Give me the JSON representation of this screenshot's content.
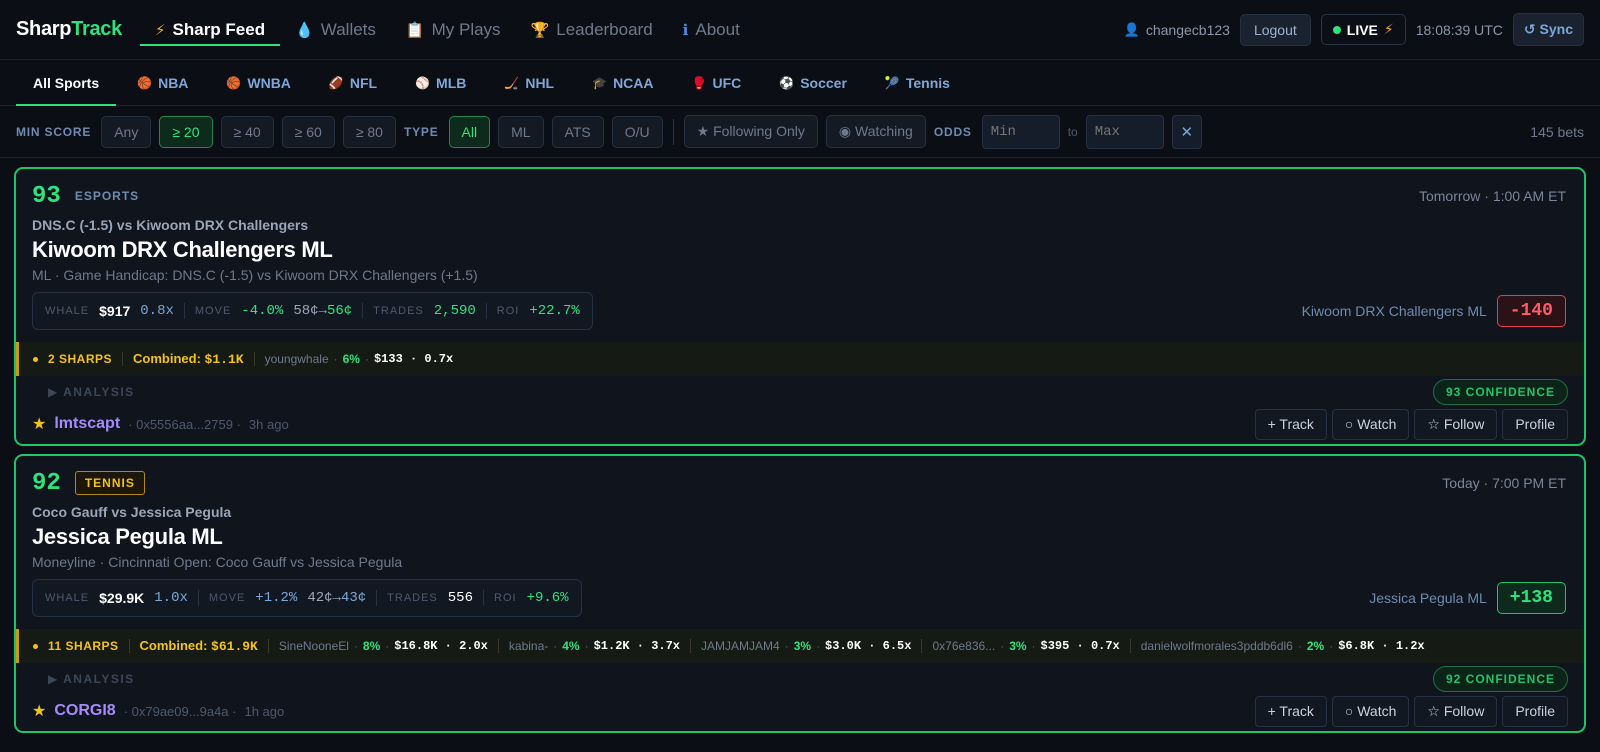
{
  "brand": {
    "part1": "Sharp",
    "part2": "Track"
  },
  "nav": [
    {
      "icon": "⚡",
      "label": "Sharp Feed"
    },
    {
      "icon": "💧",
      "label": "Wallets"
    },
    {
      "icon": "📋",
      "label": "My Plays"
    },
    {
      "icon": "🏆",
      "label": "Leaderboard"
    },
    {
      "icon": "ℹ",
      "label": "About"
    }
  ],
  "header": {
    "username": "changecb123",
    "logout": "Logout",
    "live": "LIVE",
    "time": "18:08:39 UTC",
    "sync": "↺ Sync"
  },
  "sports": [
    {
      "icon": "",
      "label": "All Sports"
    },
    {
      "icon": "🏀",
      "label": "NBA"
    },
    {
      "icon": "🏀",
      "label": "WNBA"
    },
    {
      "icon": "🏈",
      "label": "NFL"
    },
    {
      "icon": "⚾",
      "label": "MLB"
    },
    {
      "icon": "🏒",
      "label": "NHL"
    },
    {
      "icon": "🎓",
      "label": "NCAA"
    },
    {
      "icon": "🥊",
      "label": "UFC"
    },
    {
      "icon": "⚽",
      "label": "Soccer"
    },
    {
      "icon": "🎾",
      "label": "Tennis"
    }
  ],
  "filters": {
    "min_score_label": "MIN SCORE",
    "min_score": [
      "Any",
      "≥ 20",
      "≥ 40",
      "≥ 60",
      "≥ 80"
    ],
    "type_label": "TYPE",
    "types": [
      "All",
      "ML",
      "ATS",
      "O/U"
    ],
    "following": "★ Following Only",
    "watching": "◉ Watching",
    "odds_label": "ODDS",
    "odds_min_placeholder": "Min",
    "odds_to": "to",
    "odds_max_placeholder": "Max",
    "clear": "✕",
    "count": "145 bets"
  },
  "cards": [
    {
      "score": "93",
      "sport": "ESPORTS",
      "when": "Tomorrow · 1:00 AM ET",
      "matchup": "DNS.C (-1.5) vs Kiwoom DRX Challengers",
      "pick": "Kiwoom DRX Challengers ML",
      "desc": "ML · Game Handicap: DNS.C (-1.5) vs Kiwoom DRX Challengers (+1.5)",
      "stats": {
        "whale_label": "WHALE",
        "whale": "$917",
        "mult": "0.8x",
        "move_label": "MOVE",
        "move": "-4.0%",
        "from": "58¢",
        "arrow": "→",
        "to": "56¢",
        "trades_label": "TRADES",
        "trades": "2,590",
        "roi_label": "ROI",
        "roi": "+22.7%"
      },
      "odds_side": "Kiwoom DRX Challengers ML",
      "odds": "-140",
      "sharps": {
        "count": "2 SHARPS",
        "combined_label": "Combined:",
        "combined": "$1.1K",
        "whales": [
          {
            "name": "youngwhale",
            "pct": "6%",
            "amt": "$133 · 0.7x"
          }
        ]
      },
      "analysis": "▶ ANALYSIS",
      "confidence": "93 CONFIDENCE",
      "trader": "lmtscapt",
      "addr": "0x5556aa...2759",
      "ago": "3h ago"
    },
    {
      "score": "92",
      "sport": "TENNIS",
      "when": "Today · 7:00 PM ET",
      "matchup": "Coco Gauff vs Jessica Pegula",
      "pick": "Jessica Pegula ML",
      "desc": "Moneyline · Cincinnati Open: Coco Gauff vs Jessica Pegula",
      "stats": {
        "whale_label": "WHALE",
        "whale": "$29.9K",
        "mult": "1.0x",
        "move_label": "MOVE",
        "move": "+1.2%",
        "from": "42¢",
        "arrow": "→",
        "to": "43¢",
        "trades_label": "TRADES",
        "trades": "556",
        "roi_label": "ROI",
        "roi": "+9.6%"
      },
      "odds_side": "Jessica Pegula ML",
      "odds": "+138",
      "sharps": {
        "count": "11 SHARPS",
        "combined_label": "Combined:",
        "combined": "$61.9K",
        "whales": [
          {
            "name": "SineNooneEl",
            "pct": "8%",
            "amt": "$16.8K · 2.0x"
          },
          {
            "name": "kabina-",
            "pct": "4%",
            "amt": "$1.2K · 3.7x"
          },
          {
            "name": "JAMJAMJAM4",
            "pct": "3%",
            "amt": "$3.0K · 6.5x"
          },
          {
            "name": "0x76e836...",
            "pct": "3%",
            "amt": "$395 · 0.7x"
          },
          {
            "name": "danielwolfmorales3pddb6dl6",
            "pct": "2%",
            "amt": "$6.8K · 1.2x"
          }
        ]
      },
      "analysis": "▶ ANALYSIS",
      "confidence": "92 CONFIDENCE",
      "trader": "CORGI8",
      "addr": "0x79ae09...9a4a",
      "ago": "1h ago"
    }
  ],
  "actions": [
    "+ Track",
    "○ Watch",
    "☆ Follow",
    "Profile"
  ]
}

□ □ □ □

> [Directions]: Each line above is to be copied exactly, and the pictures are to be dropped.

> [Reply to the task]:
Give me the JSON representation of this screenshot's content.
{
  "brand": {
    "part1": "Sharp",
    "part2": "Track"
  },
  "nav": [
    {
      "icon": "⚡",
      "label": "Sharp Feed"
    },
    {
      "icon": "💧",
      "label": "Wallets"
    },
    {
      "icon": "📋",
      "label": "My Plays"
    },
    {
      "icon": "🏆",
      "label": "Leaderboard"
    },
    {
      "icon": "ℹ",
      "label": "About"
    }
  ],
  "header": {
    "username": "changecb123",
    "logout": "Logout",
    "live": "LIVE",
    "time": "18:08:39 UTC",
    "sync": "↺ Sync"
  },
  "sports": [
    {
      "icon": "",
      "label": "All Sports"
    },
    {
      "icon": "🏀",
      "label": "NBA"
    },
    {
      "icon": "🏀",
      "label": "WNBA"
    },
    {
      "icon": "🏈",
      "label": "NFL"
    },
    {
      "icon": "⚾",
      "label": "MLB"
    },
    {
      "icon": "🏒",
      "label": "NHL"
    },
    {
      "icon": "🎓",
      "label": "NCAA"
    },
    {
      "icon": "🥊",
      "label": "UFC"
    },
    {
      "icon": "⚽",
      "label": "Soccer"
    },
    {
      "icon": "🎾",
      "label": "Tennis"
    }
  ],
  "filters": {
    "min_score_label": "MIN SCORE",
    "min_score": [
      "Any",
      "≥ 20",
      "≥ 40",
      "≥ 60",
      "≥ 80"
    ],
    "type_label": "TYPE",
    "types": [
      "All",
      "ML",
      "ATS",
      "O/U"
    ],
    "following": "★ Following Only",
    "watching": "◉ Watching",
    "odds_label": "ODDS",
    "odds_min_placeholder": "Min",
    "odds_to": "to",
    "odds_max_placeholder": "Max",
    "clear": "✕",
    "count": "145 bets"
  },
  "cards": [
    {
      "score": "93",
      "sport": "ESPORTS",
      "when": "Tomorrow · 1:00 AM ET",
      "matchup": "DNS.C (-1.5) vs Kiwoom DRX Challengers",
      "pick": "Kiwoom DRX Challengers ML",
      "desc": "ML · Game Handicap: DNS.C (-1.5) vs Kiwoom DRX Challengers (+1.5)",
      "stats": {
        "whale_label": "WHALE",
        "whale": "$917",
        "mult": "0.8x",
        "move_label": "MOVE",
        "move": "-4.0%",
        "from": "58¢",
        "arrow": "→",
        "to": "56¢",
        "trades_label": "TRADES",
        "trades": "2,590",
        "roi_label": "ROI",
        "roi": "+22.7%"
      },
      "odds_side": "Kiwoom DRX Challengers ML",
      "odds": "-140",
      "sharps": {
        "count": "2 SHARPS",
        "combined_label": "Combined:",
        "combined": "$1.1K",
        "whales": [
          {
            "name": "youngwhale",
            "pct": "6%",
            "amt": "$133 · 0.7x"
          }
        ]
      },
      "analysis": "▶ ANALYSIS",
      "confidence": "93 CONFIDENCE",
      "trader": "lmtscapt",
      "addr": "0x5556aa...2759",
      "ago": "3h ago"
    },
    {
      "score": "92",
      "sport": "TENNIS",
      "when": "Today · 7:00 PM ET",
      "matchup": "Coco Gauff vs Jessica Pegula",
      "pick": "Jessica Pegula ML",
      "desc": "Moneyline · Cincinnati Open: Coco Gauff vs Jessica Pegula",
      "stats": {
        "whale_label": "WHALE",
        "whale": "$29.9K",
        "mult": "1.0x",
        "move_label": "MOVE",
        "move": "+1.2%",
        "from": "42¢",
        "arrow": "→",
        "to": "43¢",
        "trades_label": "TRADES",
        "trades": "556",
        "roi_label": "ROI",
        "roi": "+9.6%"
      },
      "odds_side": "Jessica Pegula ML",
      "odds": "+138",
      "sharps": {
        "count": "11 SHARPS",
        "combined_label": "Combined:",
        "combined": "$61.9K",
        "whales": [
          {
            "name": "SineNooneEl",
            "pct": "8%",
            "amt": "$16.8K · 2.0x"
          },
          {
            "name": "kabina-",
            "pct": "4%",
            "amt": "$1.2K · 3.7x"
          },
          {
            "name": "JAMJAMJAM4",
            "pct": "3%",
            "amt": "$3.0K · 6.5x"
          },
          {
            "name": "0x76e836...",
            "pct": "3%",
            "amt": "$395 · 0.7x"
          },
          {
            "name": "danielwolfmorales3pddb6dl6",
            "pct": "2%",
            "amt": "$6.8K · 1.2x"
          }
        ]
      },
      "analysis": "▶ ANALYSIS",
      "confidence": "92 CONFIDENCE",
      "trader": "CORGI8",
      "addr": "0x79ae09...9a4a",
      "ago": "1h ago"
    }
  ],
  "actions": [
    "+ Track",
    "○ Watch",
    "☆ Follow",
    "Profile"
  ]
}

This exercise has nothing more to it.